In search of something different to offer my photo clients, I decided that I would try to make it rain - on command - under my control! So...I built a “Rainmaker”!
I used four ten foot sections of ¾” Schedule 80 PVC (for the strength.) One of the ten foot sections I left full. Two of the ten foot lengths I cut in half and the fourth piece I cut in various lengths for my connection pieces. I also used four T connectors and four 90* corner connectors. To get water into the contraption, you will also need a spigot attachment (I don’t know what you call them, but you attach a hose to it to run water into the pipes.)

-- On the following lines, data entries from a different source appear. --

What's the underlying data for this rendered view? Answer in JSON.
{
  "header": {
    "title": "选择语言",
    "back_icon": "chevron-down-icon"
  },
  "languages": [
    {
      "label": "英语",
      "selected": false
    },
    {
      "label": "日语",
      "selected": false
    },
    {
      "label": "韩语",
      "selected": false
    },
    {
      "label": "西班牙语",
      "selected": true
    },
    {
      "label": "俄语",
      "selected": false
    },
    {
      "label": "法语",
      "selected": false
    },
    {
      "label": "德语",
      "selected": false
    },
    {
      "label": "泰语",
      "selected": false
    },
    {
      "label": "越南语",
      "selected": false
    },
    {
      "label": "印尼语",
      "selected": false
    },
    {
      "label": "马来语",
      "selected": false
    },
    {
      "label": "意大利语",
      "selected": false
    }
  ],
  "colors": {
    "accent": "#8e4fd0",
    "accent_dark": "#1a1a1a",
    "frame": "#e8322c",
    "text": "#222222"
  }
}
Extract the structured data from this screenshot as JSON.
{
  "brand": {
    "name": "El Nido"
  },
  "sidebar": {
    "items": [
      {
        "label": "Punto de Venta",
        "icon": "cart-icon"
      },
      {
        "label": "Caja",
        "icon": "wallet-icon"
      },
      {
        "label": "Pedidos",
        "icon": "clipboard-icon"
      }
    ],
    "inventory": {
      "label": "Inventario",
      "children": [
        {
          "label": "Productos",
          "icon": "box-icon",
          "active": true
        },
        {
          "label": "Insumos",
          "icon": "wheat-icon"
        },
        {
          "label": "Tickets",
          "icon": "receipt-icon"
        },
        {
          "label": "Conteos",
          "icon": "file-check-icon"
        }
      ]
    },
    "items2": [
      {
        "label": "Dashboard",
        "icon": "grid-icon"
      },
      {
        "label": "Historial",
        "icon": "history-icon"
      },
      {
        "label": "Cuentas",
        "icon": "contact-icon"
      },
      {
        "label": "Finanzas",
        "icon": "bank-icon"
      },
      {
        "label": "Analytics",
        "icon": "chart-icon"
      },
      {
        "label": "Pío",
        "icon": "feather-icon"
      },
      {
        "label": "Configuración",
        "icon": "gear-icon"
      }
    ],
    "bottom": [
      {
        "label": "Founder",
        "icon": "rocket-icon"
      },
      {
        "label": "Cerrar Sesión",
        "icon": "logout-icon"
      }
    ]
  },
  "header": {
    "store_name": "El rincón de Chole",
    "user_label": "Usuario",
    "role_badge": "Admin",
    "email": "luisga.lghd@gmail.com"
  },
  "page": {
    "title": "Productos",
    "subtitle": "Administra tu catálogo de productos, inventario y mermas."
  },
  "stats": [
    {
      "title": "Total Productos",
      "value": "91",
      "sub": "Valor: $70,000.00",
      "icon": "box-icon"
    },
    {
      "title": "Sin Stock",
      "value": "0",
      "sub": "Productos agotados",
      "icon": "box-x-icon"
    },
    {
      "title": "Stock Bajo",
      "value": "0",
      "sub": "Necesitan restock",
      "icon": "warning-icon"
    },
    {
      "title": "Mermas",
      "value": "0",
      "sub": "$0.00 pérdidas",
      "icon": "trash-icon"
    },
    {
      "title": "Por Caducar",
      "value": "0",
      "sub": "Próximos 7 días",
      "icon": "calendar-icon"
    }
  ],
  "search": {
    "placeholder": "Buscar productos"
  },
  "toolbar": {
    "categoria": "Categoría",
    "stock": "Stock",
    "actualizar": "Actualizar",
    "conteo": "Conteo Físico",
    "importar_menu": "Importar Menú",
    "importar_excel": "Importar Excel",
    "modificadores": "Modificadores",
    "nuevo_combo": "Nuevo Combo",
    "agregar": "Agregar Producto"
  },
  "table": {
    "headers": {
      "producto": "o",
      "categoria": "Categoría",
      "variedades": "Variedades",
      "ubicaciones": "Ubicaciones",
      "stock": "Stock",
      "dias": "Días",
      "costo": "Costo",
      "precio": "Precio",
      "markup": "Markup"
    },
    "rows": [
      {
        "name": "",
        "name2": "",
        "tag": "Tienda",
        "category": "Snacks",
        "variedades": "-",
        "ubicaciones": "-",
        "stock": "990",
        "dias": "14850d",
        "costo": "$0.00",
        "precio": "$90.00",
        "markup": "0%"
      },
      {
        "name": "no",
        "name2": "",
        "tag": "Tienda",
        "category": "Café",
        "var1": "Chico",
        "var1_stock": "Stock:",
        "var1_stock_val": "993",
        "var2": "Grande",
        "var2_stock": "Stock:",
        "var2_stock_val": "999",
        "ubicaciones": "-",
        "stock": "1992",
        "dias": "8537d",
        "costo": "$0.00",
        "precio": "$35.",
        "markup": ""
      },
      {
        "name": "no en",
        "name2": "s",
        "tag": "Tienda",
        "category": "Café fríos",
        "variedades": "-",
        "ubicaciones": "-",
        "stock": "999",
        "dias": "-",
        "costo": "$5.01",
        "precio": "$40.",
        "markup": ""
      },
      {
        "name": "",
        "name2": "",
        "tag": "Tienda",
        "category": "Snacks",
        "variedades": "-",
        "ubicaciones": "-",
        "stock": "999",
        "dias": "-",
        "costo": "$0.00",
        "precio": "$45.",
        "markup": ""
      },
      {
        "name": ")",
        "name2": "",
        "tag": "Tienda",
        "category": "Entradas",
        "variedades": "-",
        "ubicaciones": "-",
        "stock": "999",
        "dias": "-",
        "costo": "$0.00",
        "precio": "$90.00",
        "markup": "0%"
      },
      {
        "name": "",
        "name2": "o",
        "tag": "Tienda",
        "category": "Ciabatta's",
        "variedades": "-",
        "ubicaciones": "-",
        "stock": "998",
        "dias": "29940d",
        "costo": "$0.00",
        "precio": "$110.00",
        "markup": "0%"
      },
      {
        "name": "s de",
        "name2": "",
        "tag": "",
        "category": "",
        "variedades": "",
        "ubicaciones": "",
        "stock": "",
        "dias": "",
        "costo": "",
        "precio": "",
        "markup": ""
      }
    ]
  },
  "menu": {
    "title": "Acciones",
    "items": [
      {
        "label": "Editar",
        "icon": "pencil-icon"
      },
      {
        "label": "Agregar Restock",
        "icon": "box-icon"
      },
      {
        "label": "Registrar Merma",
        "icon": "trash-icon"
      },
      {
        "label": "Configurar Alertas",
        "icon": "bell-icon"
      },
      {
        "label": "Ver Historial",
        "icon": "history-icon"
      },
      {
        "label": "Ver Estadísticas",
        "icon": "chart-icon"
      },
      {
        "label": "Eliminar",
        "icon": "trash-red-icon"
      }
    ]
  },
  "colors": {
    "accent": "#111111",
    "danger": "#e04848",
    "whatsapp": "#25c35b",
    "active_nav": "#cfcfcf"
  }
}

Starting with two of the five foot sections, I drilled ⅛” holes one inch apart starting at one inch in from the end. Then with the full section, I drilled ⅛” holes one inch apart starting at 1¼” in from the end. The final two five foot sections, I drilled ⅛” holes one inch apart starting at 1½” in from the end. This will create a staggered “waterfall” effect.
For the assembly, you will need Schedule 80 PVC Pipe Cleaner and Glue. Out of the uncut section of PVC pipe, cut three pieces eight inches long and one piece eighteen inches long and one piece six inches long. The six inch long piece will have to be cut in half to accommodate the spigot attachment. See the illustration for assembly layout. Be sure to clean the PVC pipe ends with the cleaner before using the glue. Only assemble one piece at a time. The cleaner and the glue WILL make a mess, so be sure you are in an area that you can get messy!!!
I let the glue set up overnight to make sure everything was dry. I used my pop up tent to which to secure my Rainmaker. The tent served several purposes - first of all, it’s a big diffuser for the sunlight. Secondly, I can hold the backdrop around the sides. And, you can secure the Rainmaker overhead under the inside across the center of the tent! I propped the legs of my tent up on a stack of three cinder post blocks on each leg just to get some extra height for shooting.
For shooting, I covered three sides with black plastic, then put a black backdrop in front of the plastic to reduce the glare from the speedlights/strobes. Put a speedlight behind the subject and gelled for color effects on the rain. I put plastic bags (Ziplock) over my speedlights to protect them from the water. For safety reasons, it is BEST to use speedlights or battery pack strobes. DO NOT place the speedlights/strobes IN the water - there should be plenty of room behind and in front of the Rainmaker to set up lighting!!! There is plenty of room to shoot your model behind the Rainmaker or IN the Rainmaker, depending on the shots you are looking for.
Unfortunately, I ran out of warm weather where I could get the shots I envisioned with my Rainmaker! I did get it set up and took several “test models” just to play with the rain and the lighting to see what I could get. Look out next year!!!
Jane Ballard is a photographer and train enthusiast making her home in Joplin, Missouri. Starting out with just a "point and shoot", she graduated to her first DSLR, a Nikon D3100, in 2012. As she "matured" through her 20's, 30's, and 40's, her creativity became lost, overpowered by her logical "fit into the mold" business side. She has since began a journey of experimentation and art that is fulfilling all that was missing in her early years. You can see some of her work at JaneBallard.com